§ **What you need to do**
Every entry in the data below needs to be repeated exactly.

§ **Input records**
********

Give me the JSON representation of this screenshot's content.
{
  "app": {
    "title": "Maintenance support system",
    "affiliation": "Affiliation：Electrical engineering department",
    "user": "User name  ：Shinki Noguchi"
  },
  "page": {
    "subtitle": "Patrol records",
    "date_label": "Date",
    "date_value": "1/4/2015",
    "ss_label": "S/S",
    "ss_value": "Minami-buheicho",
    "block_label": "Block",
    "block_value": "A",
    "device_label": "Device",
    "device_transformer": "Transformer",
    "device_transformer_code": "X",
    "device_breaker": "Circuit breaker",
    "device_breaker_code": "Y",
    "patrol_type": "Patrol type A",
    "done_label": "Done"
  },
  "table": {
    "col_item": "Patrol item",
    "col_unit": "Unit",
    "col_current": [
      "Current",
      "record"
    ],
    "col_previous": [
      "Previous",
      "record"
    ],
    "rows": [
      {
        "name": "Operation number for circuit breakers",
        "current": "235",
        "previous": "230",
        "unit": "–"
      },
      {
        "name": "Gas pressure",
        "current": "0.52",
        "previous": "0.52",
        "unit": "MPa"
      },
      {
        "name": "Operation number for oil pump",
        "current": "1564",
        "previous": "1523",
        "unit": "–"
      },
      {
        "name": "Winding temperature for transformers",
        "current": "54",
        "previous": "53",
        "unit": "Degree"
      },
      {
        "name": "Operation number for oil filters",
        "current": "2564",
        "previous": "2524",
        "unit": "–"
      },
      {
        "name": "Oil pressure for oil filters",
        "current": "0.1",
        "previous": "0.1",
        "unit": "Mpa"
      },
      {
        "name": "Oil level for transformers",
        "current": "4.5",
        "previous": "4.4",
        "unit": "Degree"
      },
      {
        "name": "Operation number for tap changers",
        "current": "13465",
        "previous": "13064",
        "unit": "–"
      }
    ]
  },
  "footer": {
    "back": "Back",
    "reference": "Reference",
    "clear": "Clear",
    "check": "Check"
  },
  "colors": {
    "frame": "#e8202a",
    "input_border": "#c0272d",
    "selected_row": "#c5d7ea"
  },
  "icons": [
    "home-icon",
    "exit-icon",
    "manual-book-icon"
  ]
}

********

§ **Solution for this task**
Give me the JSON representation of this screenshot's content.
{
  "app": {
    "title": "Maintenance support system",
    "affiliation": "Affiliation：Electrical engineering department",
    "user": "User name  ：Shinki Noguchi"
  },
  "page": {
    "subtitle": "Patrol records",
    "date_label": "Date",
    "date_value": "1/4/2015",
    "ss_label": "S/S",
    "ss_value": "Minami-buheicho",
    "block_label": "Block",
    "block_value": "A",
    "device_label": "Device",
    "device_transformer": "Transformer",
    "device_transformer_code": "X",
    "device_breaker": "Circuit breaker",
    "device_breaker_code": "Y",
    "patrol_type": "Patrol type A",
    "done_label": "Done"
  },
  "table": {
    "col_item": "Patrol item",
    "col_unit": "Unit",
    "col_current": [
      "Current",
      "record"
    ],
    "col_previous": [
      "Previous",
      "record"
    ],
    "rows": [
      {
        "name": "Operation number for circuit breakers",
        "current": "235",
        "previous": "230",
        "unit": "–"
      },
      {
        "name": "Gas pressure",
        "current": "0.52",
        "previous": "0.52",
        "unit": "MPa"
      },
      {
        "name": "Operation number for oil pump",
        "current": "1564",
        "previous": "1523",
        "unit": "–"
      },
      {
        "name": "Winding temperature for transformers",
        "current": "54",
        "previous": "53",
        "unit": "Degree"
      },
      {
        "name": "Operation number for oil filters",
        "current": "2564",
        "previous": "2524",
        "unit": "–"
      },
      {
        "name": "Oil pressure for oil filters",
        "current": "0.1",
        "previous": "0.1",
        "unit": "Mpa"
      },
      {
        "name": "Oil level for transformers",
        "current": "4.5",
        "previous": "4.4",
        "unit": "Degree"
      },
      {
        "name": "Operation number for tap changers",
        "current": "13465",
        "previous": "13064",
        "unit": "–"
      }
    ]
  },
  "footer": {
    "back": "Back",
    "reference": "Reference",
    "clear": "Clear",
    "check": "Check"
  },
  "colors": {
    "frame": "#e8202a",
    "input_border": "#c0272d",
    "selected_row": "#c5d7ea"
  },
  "icons": [
    "home-icon",
    "exit-icon",
    "manual-book-icon"
  ]
}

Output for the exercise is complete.